§ THE PROBLEM
Could you retype all of the entries exactly, without their pictures?

Dataset rows for apps and sites
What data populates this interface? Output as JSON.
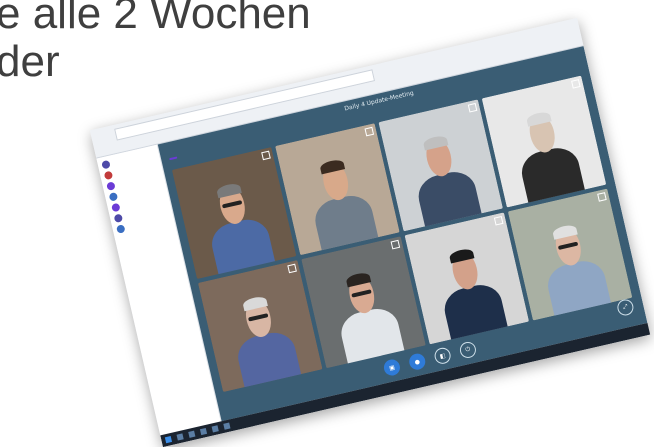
{
  "slide": {
    "line1": "e alle 2 Wochen",
    "line2": "der"
  },
  "meeting": {
    "title": "Daily 4 Update-Meeting"
  },
  "colors": {
    "app_bg": "#3a5d74",
    "accent": "#6b3bd6",
    "primary_button": "#2f7bd8"
  },
  "participants": [
    {
      "bg": "#6b5a4a",
      "skin": "#d9a98c",
      "shirt": "#4c6aa5",
      "hair": "#7a7a7a",
      "glasses": true
    },
    {
      "bg": "#b8a896",
      "skin": "#d8a98a",
      "shirt": "#6f7d8b",
      "hair": "#3b2b20",
      "glasses": false
    },
    {
      "bg": "#cdd1d4",
      "skin": "#d5a28a",
      "shirt": "#3a4c66",
      "hair": "#bfbfbf",
      "glasses": false
    },
    {
      "bg": "#e8e8e8",
      "skin": "#d8c4b2",
      "shirt": "#2a2a2a",
      "hair": "#d8d8d8",
      "glasses": false
    },
    {
      "bg": "#7d6a5c",
      "skin": "#d8b6a4",
      "shirt": "#5466a1",
      "hair": "#d9d9d9",
      "glasses": true
    },
    {
      "bg": "#6a6e6f",
      "skin": "#d9aa92",
      "shirt": "#e2e6ea",
      "hair": "#2a2420",
      "glasses": true
    },
    {
      "bg": "#d6d6d6",
      "skin": "#d3a18a",
      "shirt": "#1e2f4a",
      "hair": "#1a1a1a",
      "glasses": false
    },
    {
      "bg": "#a9b0a3",
      "skin": "#dcb7a3",
      "shirt": "#8fa6c4",
      "hair": "#e0e0e0",
      "glasses": true
    }
  ],
  "icons": {
    "camera": "camera-icon",
    "microphone": "microphone-icon",
    "screen_share": "screen-share-icon",
    "leave": "leave-icon",
    "fullscreen": "fullscreen-icon"
  }
}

§ REPLY TO THE TASK
What data populates this interface? Output as JSON.
{
  "slide": {
    "line1": "e alle 2 Wochen",
    "line2": "der"
  },
  "meeting": {
    "title": "Daily 4 Update-Meeting"
  },
  "colors": {
    "app_bg": "#3a5d74",
    "accent": "#6b3bd6",
    "primary_button": "#2f7bd8"
  },
  "participants": [
    {
      "bg": "#6b5a4a",
      "skin": "#d9a98c",
      "shirt": "#4c6aa5",
      "hair": "#7a7a7a",
      "glasses": true
    },
    {
      "bg": "#b8a896",
      "skin": "#d8a98a",
      "shirt": "#6f7d8b",
      "hair": "#3b2b20",
      "glasses": false
    },
    {
      "bg": "#cdd1d4",
      "skin": "#d5a28a",
      "shirt": "#3a4c66",
      "hair": "#bfbfbf",
      "glasses": false
    },
    {
      "bg": "#e8e8e8",
      "skin": "#d8c4b2",
      "shirt": "#2a2a2a",
      "hair": "#d8d8d8",
      "glasses": false
    },
    {
      "bg": "#7d6a5c",
      "skin": "#d8b6a4",
      "shirt": "#5466a1",
      "hair": "#d9d9d9",
      "glasses": true
    },
    {
      "bg": "#6a6e6f",
      "skin": "#d9aa92",
      "shirt": "#e2e6ea",
      "hair": "#2a2420",
      "glasses": true
    },
    {
      "bg": "#d6d6d6",
      "skin": "#d3a18a",
      "shirt": "#1e2f4a",
      "hair": "#1a1a1a",
      "glasses": false
    },
    {
      "bg": "#a9b0a3",
      "skin": "#dcb7a3",
      "shirt": "#8fa6c4",
      "hair": "#e0e0e0",
      "glasses": true
    }
  ],
  "icons": {
    "camera": "camera-icon",
    "microphone": "microphone-icon",
    "screen_share": "screen-share-icon",
    "leave": "leave-icon",
    "fullscreen": "fullscreen-icon"
  }
}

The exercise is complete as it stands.